All these will help in determining the type of scheme to be implemented. At the point of the establishment of the Scheme, the company will also need to consider eligibility criteria – that is, who qualifies to be a member of the scheme in addition to the terms and conditions for vesting of the scheme shares as well as guidelines on the effect of staff exits on their membership of the scheme.

Is there an ideal size of workforce or corporate entity for employee equity benefit schemes?

Employee Equity Benefit Schemes may be implemented by public and private entities, small and medium-sized businesses as well as large corporates and there is no ideal size of workforce. The determination of the scheme structure will be largely guided by the company’s objectives. For example, the company may consider that in line with its objectives only certain cadre of its employees should be eligible to benefit under the scheme or may implement a hybrid scheme to foster inclusion of all its employees based on their contributions to the bottom-line.

What other services does Vetiva Trustees offer to corporates?

Response: Vetiva Trustees offers a myriad of trust services and solutions to corporate entities ranging from security trust services for security and debenture trusts, syndications, and club deals; trusteeship to Bond and Note offerings, Collective Investment Schemes, and Employee Benefit Schemes as well as Escrow Agency services.

Are there any options available to individuals?

Successful individuals, with ever-growing financial requirements and aspirations, high or ultra-high-net-worth individuals may wish to put in place estate planning structures to safeguard and consolidate their continuously growing assets, as well as plan towards a smooth, confidential, and tax-efficient transfer of those assets from one generation to the next, while maintaining an active role in making investment decisions.

Given their comparative benefits, Trusts remain an attractive vehicle for leaving a legacy while securing the future of beneficiaries and ensuring an adequate succession structure is put in place, even while the settlor is alive. For instance, one can structure a succession plan for his estate while setting up a private foundation.
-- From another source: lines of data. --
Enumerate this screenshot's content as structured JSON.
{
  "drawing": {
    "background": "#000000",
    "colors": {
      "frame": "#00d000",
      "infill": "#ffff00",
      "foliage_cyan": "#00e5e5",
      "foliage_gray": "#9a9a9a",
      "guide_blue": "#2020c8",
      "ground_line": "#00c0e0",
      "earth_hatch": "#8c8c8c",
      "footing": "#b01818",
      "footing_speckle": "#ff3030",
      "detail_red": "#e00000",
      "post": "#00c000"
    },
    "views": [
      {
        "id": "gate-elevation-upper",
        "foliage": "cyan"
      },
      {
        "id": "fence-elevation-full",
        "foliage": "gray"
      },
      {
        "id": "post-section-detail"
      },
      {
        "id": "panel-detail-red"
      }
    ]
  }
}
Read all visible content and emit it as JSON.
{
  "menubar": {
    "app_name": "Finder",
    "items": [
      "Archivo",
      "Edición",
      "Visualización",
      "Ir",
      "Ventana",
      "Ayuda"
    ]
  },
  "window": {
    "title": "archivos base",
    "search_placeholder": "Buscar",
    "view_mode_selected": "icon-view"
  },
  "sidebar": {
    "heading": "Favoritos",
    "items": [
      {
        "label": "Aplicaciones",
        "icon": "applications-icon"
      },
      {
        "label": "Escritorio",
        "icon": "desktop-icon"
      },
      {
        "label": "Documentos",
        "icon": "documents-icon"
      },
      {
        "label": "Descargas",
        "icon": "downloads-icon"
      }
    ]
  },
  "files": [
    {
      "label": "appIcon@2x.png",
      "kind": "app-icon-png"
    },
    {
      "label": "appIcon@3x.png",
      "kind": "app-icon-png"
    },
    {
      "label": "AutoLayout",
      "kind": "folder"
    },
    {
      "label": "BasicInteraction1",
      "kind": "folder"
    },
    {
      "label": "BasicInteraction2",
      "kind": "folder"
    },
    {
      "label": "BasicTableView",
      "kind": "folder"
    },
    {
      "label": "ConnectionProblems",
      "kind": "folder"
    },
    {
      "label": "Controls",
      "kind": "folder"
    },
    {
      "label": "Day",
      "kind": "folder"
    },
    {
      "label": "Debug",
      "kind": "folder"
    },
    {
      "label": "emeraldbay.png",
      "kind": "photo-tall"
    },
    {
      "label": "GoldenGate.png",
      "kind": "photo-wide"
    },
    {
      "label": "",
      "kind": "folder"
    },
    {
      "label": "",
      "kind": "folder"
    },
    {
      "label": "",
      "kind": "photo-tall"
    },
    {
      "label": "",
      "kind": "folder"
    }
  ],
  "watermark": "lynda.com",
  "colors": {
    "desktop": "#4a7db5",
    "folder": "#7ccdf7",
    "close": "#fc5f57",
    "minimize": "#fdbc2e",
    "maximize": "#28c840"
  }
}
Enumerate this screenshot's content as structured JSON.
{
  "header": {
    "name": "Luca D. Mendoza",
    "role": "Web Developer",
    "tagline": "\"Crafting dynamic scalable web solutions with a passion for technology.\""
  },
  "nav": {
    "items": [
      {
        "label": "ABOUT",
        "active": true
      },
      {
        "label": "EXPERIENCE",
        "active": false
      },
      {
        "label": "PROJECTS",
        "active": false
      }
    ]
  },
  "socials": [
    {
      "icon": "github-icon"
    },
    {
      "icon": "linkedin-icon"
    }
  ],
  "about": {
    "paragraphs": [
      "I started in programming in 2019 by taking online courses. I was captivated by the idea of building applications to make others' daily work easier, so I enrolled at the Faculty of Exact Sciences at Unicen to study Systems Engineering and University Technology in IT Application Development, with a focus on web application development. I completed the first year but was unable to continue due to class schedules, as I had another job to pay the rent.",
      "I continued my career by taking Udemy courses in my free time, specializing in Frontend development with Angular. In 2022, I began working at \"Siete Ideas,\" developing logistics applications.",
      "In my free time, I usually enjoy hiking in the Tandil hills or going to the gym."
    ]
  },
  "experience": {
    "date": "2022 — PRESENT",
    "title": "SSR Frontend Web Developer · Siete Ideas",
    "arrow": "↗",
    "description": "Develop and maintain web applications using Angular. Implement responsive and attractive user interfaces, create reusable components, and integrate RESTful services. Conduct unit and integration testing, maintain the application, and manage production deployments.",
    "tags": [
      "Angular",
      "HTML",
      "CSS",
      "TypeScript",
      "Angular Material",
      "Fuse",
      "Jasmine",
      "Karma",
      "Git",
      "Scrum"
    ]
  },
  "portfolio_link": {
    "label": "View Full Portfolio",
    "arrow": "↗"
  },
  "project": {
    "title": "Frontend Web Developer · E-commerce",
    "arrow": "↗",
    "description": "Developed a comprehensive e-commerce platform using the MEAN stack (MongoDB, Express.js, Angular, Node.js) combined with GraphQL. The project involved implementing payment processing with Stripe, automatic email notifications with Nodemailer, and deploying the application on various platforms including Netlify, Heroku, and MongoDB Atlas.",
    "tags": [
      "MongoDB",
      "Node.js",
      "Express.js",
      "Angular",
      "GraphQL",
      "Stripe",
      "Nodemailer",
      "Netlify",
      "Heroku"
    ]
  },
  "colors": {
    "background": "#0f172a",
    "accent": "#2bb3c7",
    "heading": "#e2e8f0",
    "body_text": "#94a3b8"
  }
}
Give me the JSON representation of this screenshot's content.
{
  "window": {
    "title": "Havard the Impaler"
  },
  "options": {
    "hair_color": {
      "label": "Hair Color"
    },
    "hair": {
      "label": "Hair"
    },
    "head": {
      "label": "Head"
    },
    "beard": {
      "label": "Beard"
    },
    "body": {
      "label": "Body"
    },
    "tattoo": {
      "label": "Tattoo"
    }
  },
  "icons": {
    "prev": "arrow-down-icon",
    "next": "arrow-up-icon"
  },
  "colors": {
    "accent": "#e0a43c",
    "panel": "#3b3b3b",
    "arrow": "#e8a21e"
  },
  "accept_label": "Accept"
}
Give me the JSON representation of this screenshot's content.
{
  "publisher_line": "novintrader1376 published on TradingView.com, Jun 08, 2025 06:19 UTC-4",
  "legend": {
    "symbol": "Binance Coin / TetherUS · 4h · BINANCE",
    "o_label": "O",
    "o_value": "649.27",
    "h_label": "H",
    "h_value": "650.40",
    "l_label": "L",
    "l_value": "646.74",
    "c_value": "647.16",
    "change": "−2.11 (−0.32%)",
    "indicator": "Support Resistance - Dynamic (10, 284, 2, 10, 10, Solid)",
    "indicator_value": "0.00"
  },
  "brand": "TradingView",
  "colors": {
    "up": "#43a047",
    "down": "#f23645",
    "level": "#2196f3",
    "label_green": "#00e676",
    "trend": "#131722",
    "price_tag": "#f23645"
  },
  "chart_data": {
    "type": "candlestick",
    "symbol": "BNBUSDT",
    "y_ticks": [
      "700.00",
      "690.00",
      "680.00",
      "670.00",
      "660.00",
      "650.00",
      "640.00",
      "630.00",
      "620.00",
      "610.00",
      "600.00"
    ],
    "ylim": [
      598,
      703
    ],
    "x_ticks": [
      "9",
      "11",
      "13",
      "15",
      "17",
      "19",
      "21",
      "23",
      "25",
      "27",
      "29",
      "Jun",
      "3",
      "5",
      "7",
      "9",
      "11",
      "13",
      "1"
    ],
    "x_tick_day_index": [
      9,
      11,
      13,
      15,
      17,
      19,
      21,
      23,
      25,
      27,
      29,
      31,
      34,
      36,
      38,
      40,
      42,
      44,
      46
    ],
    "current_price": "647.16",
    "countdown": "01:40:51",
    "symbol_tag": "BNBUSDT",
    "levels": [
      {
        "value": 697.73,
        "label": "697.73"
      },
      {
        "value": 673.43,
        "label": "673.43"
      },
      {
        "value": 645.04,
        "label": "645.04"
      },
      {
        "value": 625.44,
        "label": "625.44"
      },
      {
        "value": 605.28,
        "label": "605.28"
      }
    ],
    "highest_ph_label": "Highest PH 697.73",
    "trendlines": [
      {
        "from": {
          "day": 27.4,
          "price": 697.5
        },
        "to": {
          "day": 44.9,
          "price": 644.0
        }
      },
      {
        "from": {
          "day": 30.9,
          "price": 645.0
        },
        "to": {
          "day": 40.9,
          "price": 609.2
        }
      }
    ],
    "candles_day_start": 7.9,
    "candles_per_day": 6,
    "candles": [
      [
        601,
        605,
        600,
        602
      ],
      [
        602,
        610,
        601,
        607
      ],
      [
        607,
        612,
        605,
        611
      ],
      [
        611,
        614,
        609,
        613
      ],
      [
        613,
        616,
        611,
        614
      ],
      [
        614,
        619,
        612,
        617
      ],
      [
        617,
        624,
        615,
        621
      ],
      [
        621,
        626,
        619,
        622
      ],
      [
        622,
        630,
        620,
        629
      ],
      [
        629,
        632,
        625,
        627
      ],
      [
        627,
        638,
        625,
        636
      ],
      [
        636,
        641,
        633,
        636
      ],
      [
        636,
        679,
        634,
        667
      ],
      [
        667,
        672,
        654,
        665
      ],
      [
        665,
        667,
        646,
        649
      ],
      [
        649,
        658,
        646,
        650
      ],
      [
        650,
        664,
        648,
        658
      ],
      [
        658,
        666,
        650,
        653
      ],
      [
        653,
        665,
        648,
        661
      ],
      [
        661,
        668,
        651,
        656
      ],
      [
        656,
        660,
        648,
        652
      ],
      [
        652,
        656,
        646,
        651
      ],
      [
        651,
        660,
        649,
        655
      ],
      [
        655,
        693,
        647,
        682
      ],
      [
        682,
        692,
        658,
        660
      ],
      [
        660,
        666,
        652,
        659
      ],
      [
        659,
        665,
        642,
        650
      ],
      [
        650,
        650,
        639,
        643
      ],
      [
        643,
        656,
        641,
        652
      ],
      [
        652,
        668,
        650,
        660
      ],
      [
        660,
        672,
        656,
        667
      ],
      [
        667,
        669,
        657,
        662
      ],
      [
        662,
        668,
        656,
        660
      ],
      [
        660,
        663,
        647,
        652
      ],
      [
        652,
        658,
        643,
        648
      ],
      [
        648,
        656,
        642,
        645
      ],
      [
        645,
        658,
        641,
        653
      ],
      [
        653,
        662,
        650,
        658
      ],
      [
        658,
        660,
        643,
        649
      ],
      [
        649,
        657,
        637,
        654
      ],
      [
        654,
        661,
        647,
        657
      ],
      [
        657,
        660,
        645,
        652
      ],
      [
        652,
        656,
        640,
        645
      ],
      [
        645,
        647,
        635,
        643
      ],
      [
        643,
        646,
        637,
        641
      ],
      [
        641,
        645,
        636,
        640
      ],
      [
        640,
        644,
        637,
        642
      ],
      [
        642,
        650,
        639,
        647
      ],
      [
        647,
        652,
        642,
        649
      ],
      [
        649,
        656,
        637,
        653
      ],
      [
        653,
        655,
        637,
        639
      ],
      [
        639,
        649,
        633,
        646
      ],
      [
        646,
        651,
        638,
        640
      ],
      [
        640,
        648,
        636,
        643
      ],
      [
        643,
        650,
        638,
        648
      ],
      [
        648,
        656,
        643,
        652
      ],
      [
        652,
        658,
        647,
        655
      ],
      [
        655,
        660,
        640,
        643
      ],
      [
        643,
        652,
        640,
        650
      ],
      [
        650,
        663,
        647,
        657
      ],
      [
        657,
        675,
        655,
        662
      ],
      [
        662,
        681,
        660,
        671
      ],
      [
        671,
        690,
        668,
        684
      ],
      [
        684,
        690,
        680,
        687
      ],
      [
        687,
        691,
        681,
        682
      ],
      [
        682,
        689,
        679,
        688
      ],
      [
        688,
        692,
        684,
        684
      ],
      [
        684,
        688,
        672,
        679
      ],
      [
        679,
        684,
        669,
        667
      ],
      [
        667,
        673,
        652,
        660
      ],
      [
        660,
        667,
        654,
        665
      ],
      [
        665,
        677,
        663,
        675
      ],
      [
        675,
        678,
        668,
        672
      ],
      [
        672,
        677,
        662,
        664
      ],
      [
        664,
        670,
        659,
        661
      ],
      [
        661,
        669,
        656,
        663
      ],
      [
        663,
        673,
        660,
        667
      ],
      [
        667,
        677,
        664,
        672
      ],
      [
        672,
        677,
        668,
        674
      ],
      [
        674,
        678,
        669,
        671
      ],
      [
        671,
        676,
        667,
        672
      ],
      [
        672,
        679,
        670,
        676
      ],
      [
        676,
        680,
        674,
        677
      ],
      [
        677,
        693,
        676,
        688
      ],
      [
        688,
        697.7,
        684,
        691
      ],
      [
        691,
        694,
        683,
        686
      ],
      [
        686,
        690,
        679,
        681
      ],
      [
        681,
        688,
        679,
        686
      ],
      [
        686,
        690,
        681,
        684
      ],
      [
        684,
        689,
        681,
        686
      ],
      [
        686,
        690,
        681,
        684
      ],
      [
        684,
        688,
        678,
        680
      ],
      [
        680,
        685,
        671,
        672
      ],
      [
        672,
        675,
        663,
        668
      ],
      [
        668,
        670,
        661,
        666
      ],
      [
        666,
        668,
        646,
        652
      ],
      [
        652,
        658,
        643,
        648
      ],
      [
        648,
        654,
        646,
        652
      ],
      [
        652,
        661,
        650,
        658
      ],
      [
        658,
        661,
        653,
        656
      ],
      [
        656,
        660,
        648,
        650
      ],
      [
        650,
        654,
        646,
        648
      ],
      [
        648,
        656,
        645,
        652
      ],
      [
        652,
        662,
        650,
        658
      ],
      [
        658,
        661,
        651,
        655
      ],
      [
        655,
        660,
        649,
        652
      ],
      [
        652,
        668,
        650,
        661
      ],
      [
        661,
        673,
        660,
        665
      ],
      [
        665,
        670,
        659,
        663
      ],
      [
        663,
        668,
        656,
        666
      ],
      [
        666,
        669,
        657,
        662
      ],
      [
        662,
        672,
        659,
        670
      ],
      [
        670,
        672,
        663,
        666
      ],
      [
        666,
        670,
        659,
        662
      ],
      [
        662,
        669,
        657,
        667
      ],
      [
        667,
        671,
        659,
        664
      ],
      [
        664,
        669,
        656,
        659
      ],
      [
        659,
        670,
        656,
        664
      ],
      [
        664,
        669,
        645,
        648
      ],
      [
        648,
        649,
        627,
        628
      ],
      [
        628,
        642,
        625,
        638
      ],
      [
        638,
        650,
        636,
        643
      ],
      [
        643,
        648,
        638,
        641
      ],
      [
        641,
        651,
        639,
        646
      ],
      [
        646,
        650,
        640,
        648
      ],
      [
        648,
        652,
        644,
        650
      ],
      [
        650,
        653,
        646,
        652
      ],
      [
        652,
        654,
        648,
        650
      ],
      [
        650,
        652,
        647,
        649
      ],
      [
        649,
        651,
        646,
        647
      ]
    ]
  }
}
At Vetiva Trustees, our understanding of the fact that no two individuals are the same and consequently objectives would differ spurs our passion for the setting up and management of bespoke trust structures while maintaining the highest fiduciary standards. We also have service offerings for low-middle income earners which cut across education trusts and estate planning devices.